**TO DO:** Among the records that follow, find each line holding the word "structured" and copy it.
[Start of Attachment]
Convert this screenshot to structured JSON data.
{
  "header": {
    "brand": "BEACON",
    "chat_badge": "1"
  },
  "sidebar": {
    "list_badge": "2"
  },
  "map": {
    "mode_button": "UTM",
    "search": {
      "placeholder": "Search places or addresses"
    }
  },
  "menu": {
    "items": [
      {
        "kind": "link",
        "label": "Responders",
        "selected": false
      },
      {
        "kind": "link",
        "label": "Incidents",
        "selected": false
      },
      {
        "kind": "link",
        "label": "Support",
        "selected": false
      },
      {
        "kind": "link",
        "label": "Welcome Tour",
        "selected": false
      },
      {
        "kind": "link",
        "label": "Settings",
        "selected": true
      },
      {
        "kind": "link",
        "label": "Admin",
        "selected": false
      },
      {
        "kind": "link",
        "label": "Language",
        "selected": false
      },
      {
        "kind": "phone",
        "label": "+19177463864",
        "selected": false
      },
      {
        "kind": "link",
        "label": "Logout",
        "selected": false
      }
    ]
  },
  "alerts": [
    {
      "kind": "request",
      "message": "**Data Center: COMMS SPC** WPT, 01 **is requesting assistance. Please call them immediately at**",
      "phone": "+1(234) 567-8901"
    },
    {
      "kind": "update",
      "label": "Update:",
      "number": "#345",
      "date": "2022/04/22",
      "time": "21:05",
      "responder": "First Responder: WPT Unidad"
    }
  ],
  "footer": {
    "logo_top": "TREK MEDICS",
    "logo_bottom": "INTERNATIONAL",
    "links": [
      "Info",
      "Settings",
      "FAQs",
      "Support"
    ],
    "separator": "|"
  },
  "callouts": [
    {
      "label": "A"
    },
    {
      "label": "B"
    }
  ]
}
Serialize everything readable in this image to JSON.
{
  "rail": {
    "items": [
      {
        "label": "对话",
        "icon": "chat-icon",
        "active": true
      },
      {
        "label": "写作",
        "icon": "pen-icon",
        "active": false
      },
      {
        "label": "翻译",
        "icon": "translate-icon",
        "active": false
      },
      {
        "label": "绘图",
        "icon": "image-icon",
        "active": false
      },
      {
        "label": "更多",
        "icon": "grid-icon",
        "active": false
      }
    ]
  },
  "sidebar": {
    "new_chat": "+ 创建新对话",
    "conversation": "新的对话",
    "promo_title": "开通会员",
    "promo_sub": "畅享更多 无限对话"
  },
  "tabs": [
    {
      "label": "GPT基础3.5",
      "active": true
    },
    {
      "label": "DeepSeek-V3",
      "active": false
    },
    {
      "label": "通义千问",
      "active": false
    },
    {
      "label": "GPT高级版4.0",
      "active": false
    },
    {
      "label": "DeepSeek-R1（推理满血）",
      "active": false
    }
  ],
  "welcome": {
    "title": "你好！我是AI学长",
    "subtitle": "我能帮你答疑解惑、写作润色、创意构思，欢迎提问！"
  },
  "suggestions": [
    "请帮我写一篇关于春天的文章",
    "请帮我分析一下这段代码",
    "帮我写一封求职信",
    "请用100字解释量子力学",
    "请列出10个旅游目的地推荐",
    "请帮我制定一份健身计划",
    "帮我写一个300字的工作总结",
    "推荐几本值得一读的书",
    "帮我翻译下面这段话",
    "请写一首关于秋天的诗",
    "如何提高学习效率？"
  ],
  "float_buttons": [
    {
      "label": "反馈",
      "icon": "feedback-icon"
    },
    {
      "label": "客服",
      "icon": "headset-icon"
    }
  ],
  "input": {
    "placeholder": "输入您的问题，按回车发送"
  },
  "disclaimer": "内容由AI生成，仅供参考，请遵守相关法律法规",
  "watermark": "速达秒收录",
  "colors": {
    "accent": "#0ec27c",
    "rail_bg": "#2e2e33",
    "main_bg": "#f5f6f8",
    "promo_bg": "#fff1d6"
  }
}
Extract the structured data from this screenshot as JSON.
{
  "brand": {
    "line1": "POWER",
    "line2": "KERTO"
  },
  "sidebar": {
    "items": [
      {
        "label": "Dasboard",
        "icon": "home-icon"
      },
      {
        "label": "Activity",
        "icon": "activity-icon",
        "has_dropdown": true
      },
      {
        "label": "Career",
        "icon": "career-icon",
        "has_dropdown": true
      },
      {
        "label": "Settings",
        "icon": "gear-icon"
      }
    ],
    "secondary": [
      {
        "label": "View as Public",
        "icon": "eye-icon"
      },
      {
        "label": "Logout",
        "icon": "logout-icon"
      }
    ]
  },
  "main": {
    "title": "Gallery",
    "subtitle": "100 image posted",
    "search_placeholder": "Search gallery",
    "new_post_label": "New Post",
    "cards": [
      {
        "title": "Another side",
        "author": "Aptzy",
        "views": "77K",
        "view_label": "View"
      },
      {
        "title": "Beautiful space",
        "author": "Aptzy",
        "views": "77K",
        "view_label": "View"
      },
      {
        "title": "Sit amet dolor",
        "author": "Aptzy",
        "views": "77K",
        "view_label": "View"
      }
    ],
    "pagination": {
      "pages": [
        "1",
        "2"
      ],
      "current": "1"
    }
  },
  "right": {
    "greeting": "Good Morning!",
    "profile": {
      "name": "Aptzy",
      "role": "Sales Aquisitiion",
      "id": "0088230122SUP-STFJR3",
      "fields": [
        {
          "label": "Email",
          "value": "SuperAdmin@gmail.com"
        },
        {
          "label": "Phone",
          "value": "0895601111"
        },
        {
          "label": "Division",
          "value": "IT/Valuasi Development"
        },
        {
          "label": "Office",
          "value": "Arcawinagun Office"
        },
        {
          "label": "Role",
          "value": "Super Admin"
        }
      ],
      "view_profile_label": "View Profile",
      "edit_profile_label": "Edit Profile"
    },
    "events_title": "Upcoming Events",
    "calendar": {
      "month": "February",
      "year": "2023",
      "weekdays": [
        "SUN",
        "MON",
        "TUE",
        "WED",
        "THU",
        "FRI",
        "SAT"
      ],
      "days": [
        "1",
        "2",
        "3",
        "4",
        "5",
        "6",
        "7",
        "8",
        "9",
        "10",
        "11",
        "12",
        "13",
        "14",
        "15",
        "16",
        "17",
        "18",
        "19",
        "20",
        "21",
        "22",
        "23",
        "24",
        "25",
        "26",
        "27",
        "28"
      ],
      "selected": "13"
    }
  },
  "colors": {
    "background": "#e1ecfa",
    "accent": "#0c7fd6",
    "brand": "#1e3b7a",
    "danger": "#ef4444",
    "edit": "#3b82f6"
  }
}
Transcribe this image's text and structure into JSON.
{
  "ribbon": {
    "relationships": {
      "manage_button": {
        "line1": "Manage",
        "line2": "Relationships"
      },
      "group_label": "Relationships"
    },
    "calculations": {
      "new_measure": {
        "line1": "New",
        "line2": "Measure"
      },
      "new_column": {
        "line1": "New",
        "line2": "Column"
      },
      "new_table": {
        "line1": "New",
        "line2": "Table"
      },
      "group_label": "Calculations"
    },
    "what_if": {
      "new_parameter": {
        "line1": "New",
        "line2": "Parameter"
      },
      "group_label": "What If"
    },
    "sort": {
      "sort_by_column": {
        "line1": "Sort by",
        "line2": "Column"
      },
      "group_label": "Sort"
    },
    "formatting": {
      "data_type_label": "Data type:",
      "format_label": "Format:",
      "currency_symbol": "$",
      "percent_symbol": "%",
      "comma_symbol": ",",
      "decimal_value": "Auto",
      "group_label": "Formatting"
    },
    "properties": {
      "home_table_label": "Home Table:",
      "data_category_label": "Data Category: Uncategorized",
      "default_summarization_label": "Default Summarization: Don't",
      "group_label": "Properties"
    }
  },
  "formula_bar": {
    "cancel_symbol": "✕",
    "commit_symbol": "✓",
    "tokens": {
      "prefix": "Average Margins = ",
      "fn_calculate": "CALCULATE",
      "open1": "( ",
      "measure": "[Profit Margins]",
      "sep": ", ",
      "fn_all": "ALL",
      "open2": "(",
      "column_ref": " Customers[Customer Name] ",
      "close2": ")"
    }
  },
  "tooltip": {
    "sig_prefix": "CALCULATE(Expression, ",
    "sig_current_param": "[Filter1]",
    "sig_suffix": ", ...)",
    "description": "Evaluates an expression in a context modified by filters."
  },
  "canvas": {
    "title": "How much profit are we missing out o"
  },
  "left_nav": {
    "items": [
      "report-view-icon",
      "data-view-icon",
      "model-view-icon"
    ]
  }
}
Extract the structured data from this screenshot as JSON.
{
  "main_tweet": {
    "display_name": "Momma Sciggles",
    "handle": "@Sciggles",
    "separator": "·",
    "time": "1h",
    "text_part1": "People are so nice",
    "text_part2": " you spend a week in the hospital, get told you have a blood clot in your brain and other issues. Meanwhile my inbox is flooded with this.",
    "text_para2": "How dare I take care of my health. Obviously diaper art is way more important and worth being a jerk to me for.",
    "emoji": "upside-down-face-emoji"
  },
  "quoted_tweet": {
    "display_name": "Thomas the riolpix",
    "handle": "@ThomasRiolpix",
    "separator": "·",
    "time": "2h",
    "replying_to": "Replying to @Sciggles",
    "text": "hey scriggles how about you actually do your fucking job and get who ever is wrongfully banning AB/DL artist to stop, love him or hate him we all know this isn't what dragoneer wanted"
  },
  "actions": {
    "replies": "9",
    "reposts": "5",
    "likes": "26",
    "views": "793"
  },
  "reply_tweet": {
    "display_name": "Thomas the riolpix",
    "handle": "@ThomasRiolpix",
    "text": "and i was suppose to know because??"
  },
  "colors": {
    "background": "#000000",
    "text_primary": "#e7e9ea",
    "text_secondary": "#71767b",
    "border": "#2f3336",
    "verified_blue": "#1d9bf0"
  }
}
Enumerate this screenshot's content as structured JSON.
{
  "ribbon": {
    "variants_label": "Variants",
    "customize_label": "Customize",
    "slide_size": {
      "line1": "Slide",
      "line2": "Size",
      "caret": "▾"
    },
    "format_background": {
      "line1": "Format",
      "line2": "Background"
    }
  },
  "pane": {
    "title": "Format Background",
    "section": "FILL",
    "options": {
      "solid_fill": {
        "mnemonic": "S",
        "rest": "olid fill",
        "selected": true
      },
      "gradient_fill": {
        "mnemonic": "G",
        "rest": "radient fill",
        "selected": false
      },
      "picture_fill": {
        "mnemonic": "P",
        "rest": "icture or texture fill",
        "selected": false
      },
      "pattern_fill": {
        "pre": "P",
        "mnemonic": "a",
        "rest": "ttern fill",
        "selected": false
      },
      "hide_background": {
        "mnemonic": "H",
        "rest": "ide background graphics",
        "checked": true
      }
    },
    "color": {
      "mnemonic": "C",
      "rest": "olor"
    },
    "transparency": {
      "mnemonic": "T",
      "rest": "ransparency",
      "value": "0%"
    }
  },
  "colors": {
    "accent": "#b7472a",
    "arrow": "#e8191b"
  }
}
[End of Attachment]
**RESULT OF THIS EXERCISE:**
Convert this screenshot to structured JSON data.
Extract the structured data from this screenshot as JSON.
Extract the structured data from this screenshot as JSON.
Enumerate this screenshot's content as structured JSON.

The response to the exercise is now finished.